» **TASK DETAILS**
Here you must reproduce each line of the data exactly.

» **ENTRIES SUPPLIED**

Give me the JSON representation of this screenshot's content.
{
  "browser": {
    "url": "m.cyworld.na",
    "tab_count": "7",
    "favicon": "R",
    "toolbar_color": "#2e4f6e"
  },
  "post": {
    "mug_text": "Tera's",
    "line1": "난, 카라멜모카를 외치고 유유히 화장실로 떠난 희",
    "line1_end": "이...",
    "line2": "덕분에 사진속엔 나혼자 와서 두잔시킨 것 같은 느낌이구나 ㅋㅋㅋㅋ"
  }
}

» **EXPECTED ANSWER**
Give me the JSON representation of this screenshot's content.
{
  "browser": {
    "url": "m.cyworld.na",
    "tab_count": "7",
    "favicon": "R",
    "toolbar_color": "#2e4f6e"
  },
  "post": {
    "mug_text": "Tera's",
    "line1": "난, 카라멜모카를 외치고 유유히 화장실로 떠난 희",
    "line1_end": "이...",
    "line2": "덕분에 사진속엔 나혼자 와서 두잔시킨 것 같은 느낌이구나 ㅋㅋㅋㅋ"
  }
}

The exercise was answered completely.